(Beginning of Task data)

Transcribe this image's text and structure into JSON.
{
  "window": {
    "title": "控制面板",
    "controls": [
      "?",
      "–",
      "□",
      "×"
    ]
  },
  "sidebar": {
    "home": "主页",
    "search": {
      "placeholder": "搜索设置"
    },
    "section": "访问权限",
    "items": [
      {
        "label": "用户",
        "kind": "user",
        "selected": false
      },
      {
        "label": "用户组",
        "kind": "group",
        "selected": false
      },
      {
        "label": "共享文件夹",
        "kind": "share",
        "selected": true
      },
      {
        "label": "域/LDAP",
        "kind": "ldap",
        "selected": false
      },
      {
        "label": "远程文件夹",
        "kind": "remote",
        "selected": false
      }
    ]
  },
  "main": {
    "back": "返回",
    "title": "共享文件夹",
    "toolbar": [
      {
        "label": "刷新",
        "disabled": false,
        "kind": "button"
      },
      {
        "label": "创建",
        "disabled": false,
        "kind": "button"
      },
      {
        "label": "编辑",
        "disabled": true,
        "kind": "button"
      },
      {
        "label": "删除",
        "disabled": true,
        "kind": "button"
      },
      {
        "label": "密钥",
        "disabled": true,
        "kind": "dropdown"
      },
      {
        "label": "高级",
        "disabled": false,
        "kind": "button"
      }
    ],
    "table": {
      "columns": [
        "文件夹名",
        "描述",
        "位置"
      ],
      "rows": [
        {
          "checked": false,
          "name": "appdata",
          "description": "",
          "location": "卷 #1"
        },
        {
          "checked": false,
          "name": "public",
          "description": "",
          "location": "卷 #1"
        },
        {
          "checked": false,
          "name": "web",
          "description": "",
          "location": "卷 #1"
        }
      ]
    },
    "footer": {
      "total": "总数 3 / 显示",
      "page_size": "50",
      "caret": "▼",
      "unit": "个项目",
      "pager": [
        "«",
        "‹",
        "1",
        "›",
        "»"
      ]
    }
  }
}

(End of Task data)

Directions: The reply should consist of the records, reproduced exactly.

Exercise response:
Transcribe this image's text and structure into JSON.
{
  "window": {
    "title": "控制面板",
    "controls": [
      "?",
      "–",
      "□",
      "×"
    ]
  },
  "sidebar": {
    "home": "主页",
    "search": {
      "placeholder": "搜索设置"
    },
    "section": "访问权限",
    "items": [
      {
        "label": "用户",
        "kind": "user",
        "selected": false
      },
      {
        "label": "用户组",
        "kind": "group",
        "selected": false
      },
      {
        "label": "共享文件夹",
        "kind": "share",
        "selected": true
      },
      {
        "label": "域/LDAP",
        "kind": "ldap",
        "selected": false
      },
      {
        "label": "远程文件夹",
        "kind": "remote",
        "selected": false
      }
    ]
  },
  "main": {
    "back": "返回",
    "title": "共享文件夹",
    "toolbar": [
      {
        "label": "刷新",
        "disabled": false,
        "kind": "button"
      },
      {
        "label": "创建",
        "disabled": false,
        "kind": "button"
      },
      {
        "label": "编辑",
        "disabled": true,
        "kind": "button"
      },
      {
        "label": "删除",
        "disabled": true,
        "kind": "button"
      },
      {
        "label": "密钥",
        "disabled": true,
        "kind": "dropdown"
      },
      {
        "label": "高级",
        "disabled": false,
        "kind": "button"
      }
    ],
    "table": {
      "columns": [
        "文件夹名",
        "描述",
        "位置"
      ],
      "rows": [
        {
          "checked": false,
          "name": "appdata",
          "description": "",
          "location": "卷 #1"
        },
        {
          "checked": false,
          "name": "public",
          "description": "",
          "location": "卷 #1"
        },
        {
          "checked": false,
          "name": "web",
          "description": "",
          "location": "卷 #1"
        }
      ]
    },
    "footer": {
      "total": "总数 3 / 显示",
      "page_size": "50",
      "caret": "▼",
      "unit": "个项目",
      "pager": [
        "«",
        "‹",
        "1",
        "›",
        "»"
      ]
    }
  }
}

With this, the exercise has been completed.